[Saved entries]
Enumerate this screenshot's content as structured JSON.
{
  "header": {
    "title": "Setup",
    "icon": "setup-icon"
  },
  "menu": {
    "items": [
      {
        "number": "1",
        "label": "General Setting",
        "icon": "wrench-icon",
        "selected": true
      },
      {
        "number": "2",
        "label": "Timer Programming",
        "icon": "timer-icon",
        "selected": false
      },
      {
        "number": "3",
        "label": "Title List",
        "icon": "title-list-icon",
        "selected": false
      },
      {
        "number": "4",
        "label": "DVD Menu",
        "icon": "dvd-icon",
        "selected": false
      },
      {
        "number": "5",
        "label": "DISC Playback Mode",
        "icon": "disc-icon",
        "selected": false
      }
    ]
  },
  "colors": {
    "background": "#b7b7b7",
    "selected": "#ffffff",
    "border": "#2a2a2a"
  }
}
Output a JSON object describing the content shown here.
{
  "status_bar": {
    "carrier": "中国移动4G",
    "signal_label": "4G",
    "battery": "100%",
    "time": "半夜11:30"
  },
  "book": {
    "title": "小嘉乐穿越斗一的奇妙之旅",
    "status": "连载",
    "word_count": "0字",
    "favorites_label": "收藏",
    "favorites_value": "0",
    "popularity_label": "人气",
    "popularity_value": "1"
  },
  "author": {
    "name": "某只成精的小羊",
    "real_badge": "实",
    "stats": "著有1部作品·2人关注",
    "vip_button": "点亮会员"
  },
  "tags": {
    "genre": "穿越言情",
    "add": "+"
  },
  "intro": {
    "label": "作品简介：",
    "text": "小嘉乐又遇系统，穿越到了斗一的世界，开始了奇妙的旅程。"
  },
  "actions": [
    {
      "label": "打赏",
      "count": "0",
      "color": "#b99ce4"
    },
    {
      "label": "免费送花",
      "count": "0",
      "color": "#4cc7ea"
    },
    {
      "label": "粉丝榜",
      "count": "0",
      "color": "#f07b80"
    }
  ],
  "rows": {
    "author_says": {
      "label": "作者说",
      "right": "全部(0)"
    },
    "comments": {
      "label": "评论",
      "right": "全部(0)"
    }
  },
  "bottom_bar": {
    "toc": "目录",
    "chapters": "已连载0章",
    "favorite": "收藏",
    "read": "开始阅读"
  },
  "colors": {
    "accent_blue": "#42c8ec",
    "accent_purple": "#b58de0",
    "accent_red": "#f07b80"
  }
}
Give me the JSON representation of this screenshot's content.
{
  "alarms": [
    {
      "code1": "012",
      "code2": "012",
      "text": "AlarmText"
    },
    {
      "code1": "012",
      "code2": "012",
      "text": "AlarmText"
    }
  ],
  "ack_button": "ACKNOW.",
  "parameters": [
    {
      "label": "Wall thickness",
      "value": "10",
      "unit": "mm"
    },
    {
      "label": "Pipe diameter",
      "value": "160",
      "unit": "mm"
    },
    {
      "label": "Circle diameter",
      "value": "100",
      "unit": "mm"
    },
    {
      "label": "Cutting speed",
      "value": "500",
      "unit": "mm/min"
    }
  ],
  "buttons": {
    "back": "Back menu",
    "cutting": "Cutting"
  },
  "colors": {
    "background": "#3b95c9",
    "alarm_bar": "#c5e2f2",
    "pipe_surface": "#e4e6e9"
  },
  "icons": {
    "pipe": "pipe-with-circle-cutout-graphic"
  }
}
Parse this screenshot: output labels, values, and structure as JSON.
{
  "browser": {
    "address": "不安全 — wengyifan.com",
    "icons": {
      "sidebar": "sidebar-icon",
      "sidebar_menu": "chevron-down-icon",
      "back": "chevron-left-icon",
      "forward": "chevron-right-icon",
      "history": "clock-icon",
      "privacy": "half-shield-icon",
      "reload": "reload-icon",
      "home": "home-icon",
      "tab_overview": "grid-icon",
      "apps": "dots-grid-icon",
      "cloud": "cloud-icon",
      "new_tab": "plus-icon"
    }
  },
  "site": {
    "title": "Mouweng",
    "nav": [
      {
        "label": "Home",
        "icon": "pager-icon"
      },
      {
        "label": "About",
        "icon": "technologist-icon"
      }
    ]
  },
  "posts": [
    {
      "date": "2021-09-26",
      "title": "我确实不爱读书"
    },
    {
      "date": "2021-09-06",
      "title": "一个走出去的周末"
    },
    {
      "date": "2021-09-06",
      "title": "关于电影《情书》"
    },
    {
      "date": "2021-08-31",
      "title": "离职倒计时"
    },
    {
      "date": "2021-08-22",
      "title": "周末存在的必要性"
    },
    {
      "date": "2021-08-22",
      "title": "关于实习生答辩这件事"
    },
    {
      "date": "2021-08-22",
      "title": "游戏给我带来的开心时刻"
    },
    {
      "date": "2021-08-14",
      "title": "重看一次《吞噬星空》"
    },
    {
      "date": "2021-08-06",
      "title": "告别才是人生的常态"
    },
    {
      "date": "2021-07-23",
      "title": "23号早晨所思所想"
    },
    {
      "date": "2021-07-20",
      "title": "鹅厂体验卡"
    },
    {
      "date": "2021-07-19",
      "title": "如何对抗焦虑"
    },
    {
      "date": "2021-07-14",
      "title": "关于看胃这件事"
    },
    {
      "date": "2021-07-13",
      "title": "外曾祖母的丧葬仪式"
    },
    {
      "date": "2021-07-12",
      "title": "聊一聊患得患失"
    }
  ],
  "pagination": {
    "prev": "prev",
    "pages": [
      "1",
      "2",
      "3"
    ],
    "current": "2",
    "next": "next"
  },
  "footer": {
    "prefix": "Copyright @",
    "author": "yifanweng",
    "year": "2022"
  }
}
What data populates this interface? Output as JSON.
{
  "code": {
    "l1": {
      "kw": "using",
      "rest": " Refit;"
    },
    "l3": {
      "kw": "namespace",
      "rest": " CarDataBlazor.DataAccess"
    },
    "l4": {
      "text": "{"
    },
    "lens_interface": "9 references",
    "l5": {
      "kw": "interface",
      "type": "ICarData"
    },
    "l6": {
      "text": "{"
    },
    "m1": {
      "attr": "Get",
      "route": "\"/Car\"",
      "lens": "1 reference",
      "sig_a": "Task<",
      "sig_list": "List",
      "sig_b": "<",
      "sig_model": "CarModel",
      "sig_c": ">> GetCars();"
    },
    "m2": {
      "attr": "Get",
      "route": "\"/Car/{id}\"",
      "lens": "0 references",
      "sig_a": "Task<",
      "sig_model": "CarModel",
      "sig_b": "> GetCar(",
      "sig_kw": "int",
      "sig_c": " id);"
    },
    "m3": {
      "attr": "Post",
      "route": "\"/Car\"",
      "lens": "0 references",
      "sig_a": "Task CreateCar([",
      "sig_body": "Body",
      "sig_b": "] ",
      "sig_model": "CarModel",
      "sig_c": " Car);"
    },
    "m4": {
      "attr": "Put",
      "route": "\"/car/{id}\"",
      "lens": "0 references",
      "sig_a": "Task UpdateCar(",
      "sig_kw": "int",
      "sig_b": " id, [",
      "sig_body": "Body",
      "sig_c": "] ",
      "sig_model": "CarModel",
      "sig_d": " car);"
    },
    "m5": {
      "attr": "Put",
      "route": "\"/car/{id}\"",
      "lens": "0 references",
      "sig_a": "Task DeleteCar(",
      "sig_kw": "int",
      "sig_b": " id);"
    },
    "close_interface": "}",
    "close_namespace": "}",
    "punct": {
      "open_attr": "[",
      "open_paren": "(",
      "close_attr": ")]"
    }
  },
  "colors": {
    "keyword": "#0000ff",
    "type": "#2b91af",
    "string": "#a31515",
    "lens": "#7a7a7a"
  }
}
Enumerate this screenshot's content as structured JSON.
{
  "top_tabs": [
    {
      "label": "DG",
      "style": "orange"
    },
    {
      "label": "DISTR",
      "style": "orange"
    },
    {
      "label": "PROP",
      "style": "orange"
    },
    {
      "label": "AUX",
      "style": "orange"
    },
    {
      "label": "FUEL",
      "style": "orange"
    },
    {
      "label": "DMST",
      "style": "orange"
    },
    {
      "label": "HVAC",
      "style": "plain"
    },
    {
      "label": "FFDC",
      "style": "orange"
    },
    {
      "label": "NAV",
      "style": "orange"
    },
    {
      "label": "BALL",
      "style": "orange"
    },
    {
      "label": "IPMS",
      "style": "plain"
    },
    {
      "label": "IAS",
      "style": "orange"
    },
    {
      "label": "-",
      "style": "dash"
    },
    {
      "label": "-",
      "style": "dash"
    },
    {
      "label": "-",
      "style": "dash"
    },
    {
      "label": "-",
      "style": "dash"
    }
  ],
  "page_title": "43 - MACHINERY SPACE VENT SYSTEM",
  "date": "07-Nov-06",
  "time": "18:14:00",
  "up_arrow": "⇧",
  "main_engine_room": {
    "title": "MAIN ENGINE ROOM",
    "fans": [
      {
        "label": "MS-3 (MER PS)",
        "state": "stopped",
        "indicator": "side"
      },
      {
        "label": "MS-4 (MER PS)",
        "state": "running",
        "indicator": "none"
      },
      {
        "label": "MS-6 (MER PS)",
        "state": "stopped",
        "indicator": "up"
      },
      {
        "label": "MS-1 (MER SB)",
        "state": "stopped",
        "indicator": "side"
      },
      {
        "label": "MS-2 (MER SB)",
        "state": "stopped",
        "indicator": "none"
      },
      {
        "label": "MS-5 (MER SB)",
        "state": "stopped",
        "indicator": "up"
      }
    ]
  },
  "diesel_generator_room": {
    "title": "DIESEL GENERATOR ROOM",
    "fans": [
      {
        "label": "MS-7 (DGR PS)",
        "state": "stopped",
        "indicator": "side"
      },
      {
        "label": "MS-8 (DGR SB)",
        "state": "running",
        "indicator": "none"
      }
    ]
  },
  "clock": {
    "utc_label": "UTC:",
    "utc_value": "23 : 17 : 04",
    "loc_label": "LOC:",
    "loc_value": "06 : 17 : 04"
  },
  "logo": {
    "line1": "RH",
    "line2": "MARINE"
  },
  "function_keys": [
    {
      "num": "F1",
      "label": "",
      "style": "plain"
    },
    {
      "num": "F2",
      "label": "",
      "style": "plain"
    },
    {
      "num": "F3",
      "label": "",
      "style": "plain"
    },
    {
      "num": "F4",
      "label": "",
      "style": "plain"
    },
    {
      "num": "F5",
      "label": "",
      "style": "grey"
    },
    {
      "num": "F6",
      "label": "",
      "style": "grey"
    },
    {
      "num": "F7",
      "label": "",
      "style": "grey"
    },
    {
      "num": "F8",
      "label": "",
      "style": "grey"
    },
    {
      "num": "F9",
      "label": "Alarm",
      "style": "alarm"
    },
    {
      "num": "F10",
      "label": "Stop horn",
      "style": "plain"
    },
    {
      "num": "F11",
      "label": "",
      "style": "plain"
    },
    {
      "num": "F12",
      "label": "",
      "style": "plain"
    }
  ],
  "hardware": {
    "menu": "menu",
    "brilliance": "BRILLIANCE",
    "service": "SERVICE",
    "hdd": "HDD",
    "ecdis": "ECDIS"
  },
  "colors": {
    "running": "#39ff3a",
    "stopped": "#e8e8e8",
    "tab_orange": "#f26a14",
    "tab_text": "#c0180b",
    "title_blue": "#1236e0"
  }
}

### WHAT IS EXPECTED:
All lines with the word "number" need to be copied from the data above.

### RESULT FOR THIS TASK:
        "number": "1",
        "number": "2",
        "number": "3",
        "number": "4",
        "number": "5",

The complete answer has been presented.